Lately, I find myself preoccupied with the notion of the fresh beginning.
The adjective “fresh” here is necessary, because more often than not, beginnings are stale.
Or perhaps, to be more precise, all beginnings (barring that most primordial one, if it existed) are stale, the seeds of their genesis having been sown in countless prior events. Like all linguistic constructs, the word “beginning” breaks down when subjected to the tortuous demands of accuracy. It’s a testament to our fundamental unity as human beings that we understand each other well enough despite dwelling in a haze of linguistic imprecision.
But to return to the notion of the fresh beginning, the more I think about it, the more it assumes a mythic quality. The observations of early Hindu-Buddhist thought coincide with the observations of existential philosophy and contemporary neuroscience: what constrains us from ever completely starting anew is the fact that our thoughts and actions leave imprints on our consciousness that dispose us to habituate the very same thoughts and actions.
A useful analogy would be picture someone walking through a grassy field for the first time as a shortcut to some particular destination. In the beginning, the passage leaves a barely discernible trail. Still, it’s visible enough to catch the attention of another passersby also in search of a shortcut. The second passerby deepens the marks left by the first passersby, rendering the trail just a little bit more visible. Eventually, more and more hikers deepen the rut created by the initial trailblazers, until at some point, you have a a regular little dirt path, complete with handlettered signposts and a pebbled pavement.
In a very real sense, all of us are in a rut. To be even more precise, all of us are an agglomeration of countless major and minor ruts. All of which simply means that if any of us are to start anew in anything at all, it will be with a long and protracted beginning.

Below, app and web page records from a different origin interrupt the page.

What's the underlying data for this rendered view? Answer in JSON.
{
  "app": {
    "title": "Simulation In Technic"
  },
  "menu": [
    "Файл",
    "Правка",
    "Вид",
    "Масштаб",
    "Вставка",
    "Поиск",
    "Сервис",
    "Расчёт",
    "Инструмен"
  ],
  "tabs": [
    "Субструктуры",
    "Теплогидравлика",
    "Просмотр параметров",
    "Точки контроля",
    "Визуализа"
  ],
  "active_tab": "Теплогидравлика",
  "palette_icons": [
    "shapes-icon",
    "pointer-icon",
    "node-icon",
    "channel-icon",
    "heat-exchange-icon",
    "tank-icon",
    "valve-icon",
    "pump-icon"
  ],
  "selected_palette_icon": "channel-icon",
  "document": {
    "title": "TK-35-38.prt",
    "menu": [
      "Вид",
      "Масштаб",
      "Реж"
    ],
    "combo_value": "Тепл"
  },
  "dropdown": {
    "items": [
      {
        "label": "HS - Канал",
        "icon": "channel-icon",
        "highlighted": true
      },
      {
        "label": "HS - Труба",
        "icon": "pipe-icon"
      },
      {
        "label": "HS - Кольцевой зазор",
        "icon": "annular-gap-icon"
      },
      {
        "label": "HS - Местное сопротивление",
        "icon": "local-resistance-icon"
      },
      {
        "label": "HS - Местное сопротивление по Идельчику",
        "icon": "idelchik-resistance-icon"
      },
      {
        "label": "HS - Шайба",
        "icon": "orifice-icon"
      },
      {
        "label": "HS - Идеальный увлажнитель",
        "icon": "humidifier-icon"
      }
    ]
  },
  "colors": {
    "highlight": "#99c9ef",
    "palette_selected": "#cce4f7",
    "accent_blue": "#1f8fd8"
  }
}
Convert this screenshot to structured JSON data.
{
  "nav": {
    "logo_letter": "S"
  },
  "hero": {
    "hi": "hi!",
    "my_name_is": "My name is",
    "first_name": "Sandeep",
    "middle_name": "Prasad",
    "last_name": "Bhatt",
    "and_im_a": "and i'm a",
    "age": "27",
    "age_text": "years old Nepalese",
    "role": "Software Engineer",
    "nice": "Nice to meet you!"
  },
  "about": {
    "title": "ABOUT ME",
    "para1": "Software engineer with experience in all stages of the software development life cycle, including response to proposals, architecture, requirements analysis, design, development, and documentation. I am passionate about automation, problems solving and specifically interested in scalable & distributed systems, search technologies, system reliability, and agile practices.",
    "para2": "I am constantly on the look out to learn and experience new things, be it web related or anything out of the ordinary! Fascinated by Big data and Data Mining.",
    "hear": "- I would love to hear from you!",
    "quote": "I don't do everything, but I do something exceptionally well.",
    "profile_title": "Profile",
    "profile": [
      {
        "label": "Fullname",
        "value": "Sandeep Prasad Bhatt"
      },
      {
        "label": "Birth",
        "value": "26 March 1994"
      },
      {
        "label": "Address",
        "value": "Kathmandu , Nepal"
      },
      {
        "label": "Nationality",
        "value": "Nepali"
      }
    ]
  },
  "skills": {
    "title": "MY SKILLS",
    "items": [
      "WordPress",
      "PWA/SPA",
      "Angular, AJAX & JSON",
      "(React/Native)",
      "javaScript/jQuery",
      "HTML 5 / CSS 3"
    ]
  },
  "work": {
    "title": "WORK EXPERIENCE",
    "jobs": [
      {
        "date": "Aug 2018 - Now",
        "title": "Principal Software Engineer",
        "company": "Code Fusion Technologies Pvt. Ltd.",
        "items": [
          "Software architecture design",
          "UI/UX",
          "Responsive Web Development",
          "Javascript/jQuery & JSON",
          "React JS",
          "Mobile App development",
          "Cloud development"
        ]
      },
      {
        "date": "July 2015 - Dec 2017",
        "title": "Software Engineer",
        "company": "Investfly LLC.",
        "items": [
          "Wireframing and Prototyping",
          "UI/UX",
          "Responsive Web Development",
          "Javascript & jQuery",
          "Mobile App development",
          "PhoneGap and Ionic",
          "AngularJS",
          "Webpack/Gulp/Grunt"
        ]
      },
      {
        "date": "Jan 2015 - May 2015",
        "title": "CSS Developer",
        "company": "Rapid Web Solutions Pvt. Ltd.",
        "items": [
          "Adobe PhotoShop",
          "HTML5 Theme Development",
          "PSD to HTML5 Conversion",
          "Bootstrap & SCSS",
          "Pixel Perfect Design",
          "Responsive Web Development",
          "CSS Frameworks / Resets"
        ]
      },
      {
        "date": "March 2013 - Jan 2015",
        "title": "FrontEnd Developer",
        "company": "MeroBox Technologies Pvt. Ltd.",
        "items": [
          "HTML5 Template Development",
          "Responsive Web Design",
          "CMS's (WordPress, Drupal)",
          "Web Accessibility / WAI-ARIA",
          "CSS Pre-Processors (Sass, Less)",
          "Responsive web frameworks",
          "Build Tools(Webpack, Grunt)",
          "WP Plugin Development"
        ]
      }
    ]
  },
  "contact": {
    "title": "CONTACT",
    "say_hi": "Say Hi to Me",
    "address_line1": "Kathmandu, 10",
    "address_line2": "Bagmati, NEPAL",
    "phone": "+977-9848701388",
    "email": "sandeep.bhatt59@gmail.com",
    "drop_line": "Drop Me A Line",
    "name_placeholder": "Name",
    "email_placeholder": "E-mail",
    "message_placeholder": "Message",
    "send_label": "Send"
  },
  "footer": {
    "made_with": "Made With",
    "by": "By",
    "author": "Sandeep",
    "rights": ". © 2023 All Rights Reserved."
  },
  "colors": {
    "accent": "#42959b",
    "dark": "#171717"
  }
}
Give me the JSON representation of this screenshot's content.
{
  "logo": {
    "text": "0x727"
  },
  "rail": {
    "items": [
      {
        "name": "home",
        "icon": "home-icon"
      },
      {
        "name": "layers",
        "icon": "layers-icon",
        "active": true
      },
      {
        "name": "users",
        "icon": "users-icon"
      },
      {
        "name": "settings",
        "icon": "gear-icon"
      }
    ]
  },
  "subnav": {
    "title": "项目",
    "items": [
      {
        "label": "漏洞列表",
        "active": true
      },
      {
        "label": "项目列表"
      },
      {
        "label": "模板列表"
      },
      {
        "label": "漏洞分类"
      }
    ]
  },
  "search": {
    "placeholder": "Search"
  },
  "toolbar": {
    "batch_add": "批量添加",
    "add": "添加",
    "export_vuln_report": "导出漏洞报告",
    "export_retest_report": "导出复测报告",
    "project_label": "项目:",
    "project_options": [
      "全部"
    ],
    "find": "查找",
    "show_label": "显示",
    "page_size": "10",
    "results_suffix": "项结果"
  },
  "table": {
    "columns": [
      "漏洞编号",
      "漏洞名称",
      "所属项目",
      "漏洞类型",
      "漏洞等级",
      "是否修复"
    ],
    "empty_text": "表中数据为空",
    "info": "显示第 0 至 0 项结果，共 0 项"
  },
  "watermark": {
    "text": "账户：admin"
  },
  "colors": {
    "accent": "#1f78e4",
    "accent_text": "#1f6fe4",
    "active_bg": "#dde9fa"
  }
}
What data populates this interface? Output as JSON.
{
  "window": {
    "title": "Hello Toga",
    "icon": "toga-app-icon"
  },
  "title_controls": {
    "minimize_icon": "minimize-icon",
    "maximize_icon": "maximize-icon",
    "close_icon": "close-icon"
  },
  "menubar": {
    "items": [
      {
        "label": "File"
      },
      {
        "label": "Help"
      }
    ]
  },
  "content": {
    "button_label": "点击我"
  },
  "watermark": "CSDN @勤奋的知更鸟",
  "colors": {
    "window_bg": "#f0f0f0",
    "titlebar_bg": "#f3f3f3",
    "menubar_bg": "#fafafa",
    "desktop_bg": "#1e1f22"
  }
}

Like I said, all beginnings (barring that most primordial one, if it existed) are stale.